Given data: Begin

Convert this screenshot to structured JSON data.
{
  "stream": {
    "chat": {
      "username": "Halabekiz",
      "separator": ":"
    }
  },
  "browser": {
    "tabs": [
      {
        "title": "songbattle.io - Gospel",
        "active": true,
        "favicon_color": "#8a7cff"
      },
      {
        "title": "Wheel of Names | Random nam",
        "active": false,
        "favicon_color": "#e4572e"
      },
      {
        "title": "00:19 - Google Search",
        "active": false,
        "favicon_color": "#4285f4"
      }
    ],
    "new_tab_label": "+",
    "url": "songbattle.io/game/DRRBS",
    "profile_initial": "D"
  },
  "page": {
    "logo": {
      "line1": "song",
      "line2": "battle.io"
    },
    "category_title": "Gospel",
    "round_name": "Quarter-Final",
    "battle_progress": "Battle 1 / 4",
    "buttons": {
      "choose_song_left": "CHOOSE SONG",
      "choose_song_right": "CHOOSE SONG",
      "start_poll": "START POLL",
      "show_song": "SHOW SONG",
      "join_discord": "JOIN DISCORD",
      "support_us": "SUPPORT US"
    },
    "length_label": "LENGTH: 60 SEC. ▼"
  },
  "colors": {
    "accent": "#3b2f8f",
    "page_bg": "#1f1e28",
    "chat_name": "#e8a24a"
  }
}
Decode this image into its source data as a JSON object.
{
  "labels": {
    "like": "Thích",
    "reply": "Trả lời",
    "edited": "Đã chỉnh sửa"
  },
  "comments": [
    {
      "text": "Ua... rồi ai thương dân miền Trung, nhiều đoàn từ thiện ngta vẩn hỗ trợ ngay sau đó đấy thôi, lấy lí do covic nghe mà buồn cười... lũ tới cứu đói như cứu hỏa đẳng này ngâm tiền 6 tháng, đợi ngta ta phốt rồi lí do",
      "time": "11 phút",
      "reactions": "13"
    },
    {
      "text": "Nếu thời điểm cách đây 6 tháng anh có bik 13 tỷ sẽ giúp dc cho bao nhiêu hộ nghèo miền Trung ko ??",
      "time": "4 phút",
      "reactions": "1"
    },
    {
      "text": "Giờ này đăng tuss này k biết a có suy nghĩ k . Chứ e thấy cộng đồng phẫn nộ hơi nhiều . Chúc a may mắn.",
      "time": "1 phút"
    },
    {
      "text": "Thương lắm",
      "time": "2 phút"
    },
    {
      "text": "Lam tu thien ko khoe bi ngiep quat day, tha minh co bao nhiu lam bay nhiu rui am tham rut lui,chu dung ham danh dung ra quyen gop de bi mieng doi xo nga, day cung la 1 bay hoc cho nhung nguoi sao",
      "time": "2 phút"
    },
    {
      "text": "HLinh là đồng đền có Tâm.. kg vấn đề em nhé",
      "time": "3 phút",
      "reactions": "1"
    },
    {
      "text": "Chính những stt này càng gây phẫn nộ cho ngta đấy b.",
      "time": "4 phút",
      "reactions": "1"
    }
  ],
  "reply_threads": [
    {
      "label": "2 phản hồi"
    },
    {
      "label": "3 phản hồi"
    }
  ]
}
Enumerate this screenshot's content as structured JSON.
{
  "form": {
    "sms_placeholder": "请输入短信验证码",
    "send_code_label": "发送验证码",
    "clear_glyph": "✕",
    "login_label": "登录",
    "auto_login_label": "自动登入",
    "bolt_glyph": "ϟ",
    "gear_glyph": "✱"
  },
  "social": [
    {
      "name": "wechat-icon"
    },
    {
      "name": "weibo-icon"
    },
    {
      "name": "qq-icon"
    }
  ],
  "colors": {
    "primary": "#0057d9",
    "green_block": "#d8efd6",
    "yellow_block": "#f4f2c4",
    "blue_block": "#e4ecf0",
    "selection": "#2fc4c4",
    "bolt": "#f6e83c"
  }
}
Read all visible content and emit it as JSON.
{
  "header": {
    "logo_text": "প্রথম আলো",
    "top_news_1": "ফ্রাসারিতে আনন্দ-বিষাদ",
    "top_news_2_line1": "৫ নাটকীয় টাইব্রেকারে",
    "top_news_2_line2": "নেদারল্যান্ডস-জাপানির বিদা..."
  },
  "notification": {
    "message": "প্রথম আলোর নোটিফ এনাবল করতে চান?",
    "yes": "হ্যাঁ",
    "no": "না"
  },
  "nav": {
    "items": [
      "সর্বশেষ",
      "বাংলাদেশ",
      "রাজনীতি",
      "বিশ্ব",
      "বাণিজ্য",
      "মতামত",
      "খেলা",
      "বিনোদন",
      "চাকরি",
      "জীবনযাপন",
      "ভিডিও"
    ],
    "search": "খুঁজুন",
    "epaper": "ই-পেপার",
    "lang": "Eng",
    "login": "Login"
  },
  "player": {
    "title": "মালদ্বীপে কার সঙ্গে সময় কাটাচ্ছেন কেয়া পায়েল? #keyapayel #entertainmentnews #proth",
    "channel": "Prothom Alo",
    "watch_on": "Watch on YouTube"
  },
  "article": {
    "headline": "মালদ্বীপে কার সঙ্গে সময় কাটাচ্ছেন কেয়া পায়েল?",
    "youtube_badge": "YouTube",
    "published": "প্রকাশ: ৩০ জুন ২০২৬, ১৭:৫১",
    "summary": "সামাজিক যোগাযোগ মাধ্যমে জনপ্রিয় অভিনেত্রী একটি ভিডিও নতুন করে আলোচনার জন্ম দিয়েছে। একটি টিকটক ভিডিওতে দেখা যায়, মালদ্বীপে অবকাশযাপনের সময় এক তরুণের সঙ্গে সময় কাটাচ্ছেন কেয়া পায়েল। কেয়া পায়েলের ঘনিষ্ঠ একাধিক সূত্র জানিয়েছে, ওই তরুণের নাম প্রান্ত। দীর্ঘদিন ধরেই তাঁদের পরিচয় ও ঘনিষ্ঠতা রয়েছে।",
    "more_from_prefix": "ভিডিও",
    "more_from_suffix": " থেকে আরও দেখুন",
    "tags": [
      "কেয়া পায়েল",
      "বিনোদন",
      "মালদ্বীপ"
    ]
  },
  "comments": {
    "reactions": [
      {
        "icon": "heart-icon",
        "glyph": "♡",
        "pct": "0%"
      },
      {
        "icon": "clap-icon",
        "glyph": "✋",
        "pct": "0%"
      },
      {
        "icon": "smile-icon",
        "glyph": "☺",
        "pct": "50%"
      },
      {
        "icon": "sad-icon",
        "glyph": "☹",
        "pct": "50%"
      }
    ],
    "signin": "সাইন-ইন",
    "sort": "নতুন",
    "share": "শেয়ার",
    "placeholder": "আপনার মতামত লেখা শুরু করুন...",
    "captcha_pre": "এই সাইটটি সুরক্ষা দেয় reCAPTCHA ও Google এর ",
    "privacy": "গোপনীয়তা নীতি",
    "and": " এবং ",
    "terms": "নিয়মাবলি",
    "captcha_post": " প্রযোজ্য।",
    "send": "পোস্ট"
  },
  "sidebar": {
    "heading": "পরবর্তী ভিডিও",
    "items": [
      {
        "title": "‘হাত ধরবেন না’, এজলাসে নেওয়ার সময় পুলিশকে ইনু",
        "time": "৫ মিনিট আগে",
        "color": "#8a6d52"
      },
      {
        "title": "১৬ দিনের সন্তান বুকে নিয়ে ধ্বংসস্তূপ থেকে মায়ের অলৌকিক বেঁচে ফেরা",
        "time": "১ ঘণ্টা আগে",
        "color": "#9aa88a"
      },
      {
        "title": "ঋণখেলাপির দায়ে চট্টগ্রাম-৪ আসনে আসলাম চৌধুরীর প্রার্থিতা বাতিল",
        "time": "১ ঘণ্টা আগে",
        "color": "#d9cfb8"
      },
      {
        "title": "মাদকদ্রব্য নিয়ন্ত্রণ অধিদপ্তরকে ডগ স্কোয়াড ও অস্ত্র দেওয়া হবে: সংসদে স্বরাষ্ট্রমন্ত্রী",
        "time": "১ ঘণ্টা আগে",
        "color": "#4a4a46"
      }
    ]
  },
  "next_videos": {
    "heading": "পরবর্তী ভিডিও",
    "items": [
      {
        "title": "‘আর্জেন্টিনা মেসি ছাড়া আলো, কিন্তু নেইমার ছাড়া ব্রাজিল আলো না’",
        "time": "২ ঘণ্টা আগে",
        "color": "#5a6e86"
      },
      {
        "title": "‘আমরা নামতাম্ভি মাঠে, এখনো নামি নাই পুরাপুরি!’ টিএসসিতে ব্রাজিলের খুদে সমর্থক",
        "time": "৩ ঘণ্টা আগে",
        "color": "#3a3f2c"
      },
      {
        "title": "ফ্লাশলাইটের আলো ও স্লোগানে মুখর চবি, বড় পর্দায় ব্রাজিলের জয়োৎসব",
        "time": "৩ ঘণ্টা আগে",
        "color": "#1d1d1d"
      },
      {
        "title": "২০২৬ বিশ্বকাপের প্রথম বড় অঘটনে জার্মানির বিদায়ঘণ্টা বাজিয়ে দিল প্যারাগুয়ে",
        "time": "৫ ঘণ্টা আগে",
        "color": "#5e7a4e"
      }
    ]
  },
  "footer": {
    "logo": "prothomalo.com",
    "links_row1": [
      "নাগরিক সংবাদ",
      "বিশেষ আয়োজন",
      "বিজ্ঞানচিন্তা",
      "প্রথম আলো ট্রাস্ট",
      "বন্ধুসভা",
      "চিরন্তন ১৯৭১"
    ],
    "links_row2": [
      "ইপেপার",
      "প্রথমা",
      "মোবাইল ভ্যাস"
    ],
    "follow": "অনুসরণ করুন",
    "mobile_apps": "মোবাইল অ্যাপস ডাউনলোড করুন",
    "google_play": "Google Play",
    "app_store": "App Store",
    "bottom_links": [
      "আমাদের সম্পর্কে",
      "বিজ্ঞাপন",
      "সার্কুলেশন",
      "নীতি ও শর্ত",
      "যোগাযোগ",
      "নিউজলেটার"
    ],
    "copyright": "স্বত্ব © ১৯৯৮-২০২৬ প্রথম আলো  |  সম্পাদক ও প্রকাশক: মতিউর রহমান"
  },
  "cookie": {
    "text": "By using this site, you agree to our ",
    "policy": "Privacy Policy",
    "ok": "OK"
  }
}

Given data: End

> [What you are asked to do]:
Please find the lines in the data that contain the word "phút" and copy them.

> [Expected answer]:
      "time": "11 phút",
      "time": "4 phút",
      "time": "1 phút"
      "time": "2 phút"
      "time": "2 phút"
      "time": "3 phút",
      "time": "4 phút",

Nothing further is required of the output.